SOUTH PITTSBURG, Tenn. - This was supposed to be Demetric Johnson's breakout season. After a sophomore year in which he gave coaches and fans a glimpse of his potential with sensational catches and runs as a receiver and kick returner, Johnson was moved to running back this year to ensure he would have the ball in his hands more often.
Better known simply as "Little Man" since he was five and played on a baseball team with players 2-3 years older and much bigger, Johnson built a reputation in middle school as South Pittsburg's next playmaker in football and a potential big-time college prospect. But a series of injuries - a high ankle sprain in a preseason scrimmage and a separated shoulder at the season's mid-point - left him standing on the sideline in street clothes for four games and limited his speed and ability to cut for several others.
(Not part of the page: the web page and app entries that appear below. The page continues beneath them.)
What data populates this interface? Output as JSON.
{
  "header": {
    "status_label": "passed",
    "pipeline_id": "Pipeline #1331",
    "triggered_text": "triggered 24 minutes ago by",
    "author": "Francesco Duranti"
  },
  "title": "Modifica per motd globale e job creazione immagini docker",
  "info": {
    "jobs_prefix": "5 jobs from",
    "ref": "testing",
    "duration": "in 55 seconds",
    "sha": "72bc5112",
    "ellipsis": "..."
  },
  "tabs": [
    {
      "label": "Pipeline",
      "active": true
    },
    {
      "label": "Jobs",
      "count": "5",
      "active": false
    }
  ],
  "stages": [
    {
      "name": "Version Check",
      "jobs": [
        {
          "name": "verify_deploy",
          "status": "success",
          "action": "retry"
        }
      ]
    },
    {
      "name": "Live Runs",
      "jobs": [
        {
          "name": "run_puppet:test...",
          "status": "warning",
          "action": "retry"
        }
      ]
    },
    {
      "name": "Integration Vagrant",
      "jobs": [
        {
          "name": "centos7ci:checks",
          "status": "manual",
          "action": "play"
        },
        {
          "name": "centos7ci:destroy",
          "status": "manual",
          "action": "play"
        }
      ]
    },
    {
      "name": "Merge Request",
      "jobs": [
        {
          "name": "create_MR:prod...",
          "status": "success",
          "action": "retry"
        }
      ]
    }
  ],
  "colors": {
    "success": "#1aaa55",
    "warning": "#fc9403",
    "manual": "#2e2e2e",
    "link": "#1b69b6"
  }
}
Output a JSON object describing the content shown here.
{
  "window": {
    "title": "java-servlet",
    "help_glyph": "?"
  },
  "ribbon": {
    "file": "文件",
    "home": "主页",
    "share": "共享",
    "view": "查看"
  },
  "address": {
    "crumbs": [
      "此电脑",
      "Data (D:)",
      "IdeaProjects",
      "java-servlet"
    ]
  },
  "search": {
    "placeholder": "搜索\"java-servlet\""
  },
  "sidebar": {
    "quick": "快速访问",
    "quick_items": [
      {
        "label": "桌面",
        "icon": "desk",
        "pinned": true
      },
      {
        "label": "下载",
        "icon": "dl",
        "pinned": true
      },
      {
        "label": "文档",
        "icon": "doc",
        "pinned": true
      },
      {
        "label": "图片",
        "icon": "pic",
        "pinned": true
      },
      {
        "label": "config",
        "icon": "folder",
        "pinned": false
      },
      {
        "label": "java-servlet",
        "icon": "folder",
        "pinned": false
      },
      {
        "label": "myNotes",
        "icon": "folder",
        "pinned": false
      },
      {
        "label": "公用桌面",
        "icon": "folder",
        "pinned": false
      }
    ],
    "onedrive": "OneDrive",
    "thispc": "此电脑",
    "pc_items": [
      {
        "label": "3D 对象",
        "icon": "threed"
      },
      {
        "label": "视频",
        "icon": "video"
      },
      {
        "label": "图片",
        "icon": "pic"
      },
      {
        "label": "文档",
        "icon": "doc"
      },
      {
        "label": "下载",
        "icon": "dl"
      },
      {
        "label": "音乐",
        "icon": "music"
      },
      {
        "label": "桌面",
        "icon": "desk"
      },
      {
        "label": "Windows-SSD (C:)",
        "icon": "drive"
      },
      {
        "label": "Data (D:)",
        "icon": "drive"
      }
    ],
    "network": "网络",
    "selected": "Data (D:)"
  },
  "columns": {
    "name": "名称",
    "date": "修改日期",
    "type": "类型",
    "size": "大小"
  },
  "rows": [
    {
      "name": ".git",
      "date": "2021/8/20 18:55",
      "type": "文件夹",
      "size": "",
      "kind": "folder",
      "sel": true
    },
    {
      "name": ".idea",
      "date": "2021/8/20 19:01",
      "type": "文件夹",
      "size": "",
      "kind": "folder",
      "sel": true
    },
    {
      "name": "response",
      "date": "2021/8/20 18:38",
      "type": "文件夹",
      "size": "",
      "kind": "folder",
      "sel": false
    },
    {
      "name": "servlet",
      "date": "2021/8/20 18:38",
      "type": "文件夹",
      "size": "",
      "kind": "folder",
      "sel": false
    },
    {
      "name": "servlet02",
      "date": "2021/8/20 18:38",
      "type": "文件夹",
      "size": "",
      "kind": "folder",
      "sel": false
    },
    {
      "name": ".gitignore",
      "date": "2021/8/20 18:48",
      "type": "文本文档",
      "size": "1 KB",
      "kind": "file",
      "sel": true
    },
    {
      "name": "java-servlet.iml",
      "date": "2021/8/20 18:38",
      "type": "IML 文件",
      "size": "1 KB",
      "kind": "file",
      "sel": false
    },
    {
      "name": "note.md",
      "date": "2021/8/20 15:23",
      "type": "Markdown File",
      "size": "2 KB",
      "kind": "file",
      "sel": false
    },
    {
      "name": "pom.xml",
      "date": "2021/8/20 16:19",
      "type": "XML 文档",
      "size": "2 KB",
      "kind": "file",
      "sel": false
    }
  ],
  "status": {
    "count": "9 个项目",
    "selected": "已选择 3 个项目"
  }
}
In his absence, sophomore Jajuan Lankford stepped in and led the team with more than 2,000 rushing yards and became a Mr. Football finalist. Rather than pout during his inactivity, Johnson found other means of contributing, including serving as a mentor and advisor to Lankford on the sideline during practice and games.
And as the playoffs began, Johnson's injuries finally healed and he was able to remind coaches, fans and opponents alike exactly how valuable a player he is on the field as well. While Lankford has continued to be steady through the playoffs, Johnson has been specatcular, rushing for well over 100 yards in all four postseason games and nine touchdowns, including five scoring runs of more than 20 yards.
"It was very frustrating standing around watching games and not being able to help my team," said Johnson, who enters Friday's Class 1A championship game against Wayne County with 1,231 rushing yards, averaging more than 9 yards per carry. "I mean, I understand that injuries are part of the game, but that doesn't make you feel better when you want to be out there so bad.
"Our first playoff game was the first time all year I really started to feel completely healthy. I felt like I could trust my speed again and make moves to get past people."
The only thing that moves faster than Johnson in this football-crazed town is barbershop gossip.
In last week's semifinal at Gordonsville, the 6-foot-1, 180-pound Johnson ran for 141 of his 176 yards in the deciding second half. With the game tied midway through the third quarter, Johnson took in a short pass and outran the Tigers secondary for a 59-yard TD that put the Pirates ahead. He later added an 84-yard scoring run in which he was pushed toward the sideline before regaining his balance, then broke another tackle before outrunning every other defender giving chase.
"The last words out of my mouth before the second half last week was to tell the kids that great players rise to the top in those type situations," Pirates coach Vic Grider said. "That's what Little Man did. I kept telling him all year that he would get his chance once he got healthy. After that game Friday, I found him and said, 'I told you so.'
"The scary thing is we haven't seen his best yet. He's got another year to get bigger, stronger and faster. If he lives up to his potential, he is as good as anybody we've ever had."
Johnson has continued to show his versatility over the last three games by also moving back to receiver for a few snaps while the Pirates' top two pass catchers sat out with injuries.
"He gives us that deep threat out there to keep teams from stacking the box to stop our run game," Grider said. "We've had some pretty fast backs here the last few years, and I've always hesitated to compare who's the fastest, but Little Man would be at the top of that list. He's faster than [last year's all-state runner] Raquis [Hale] was and I guarantee you Eddie Moore wished he had that kind of speed.
"He's a game changer. I expect him to have at least two or three big plays every game now that he's healthy."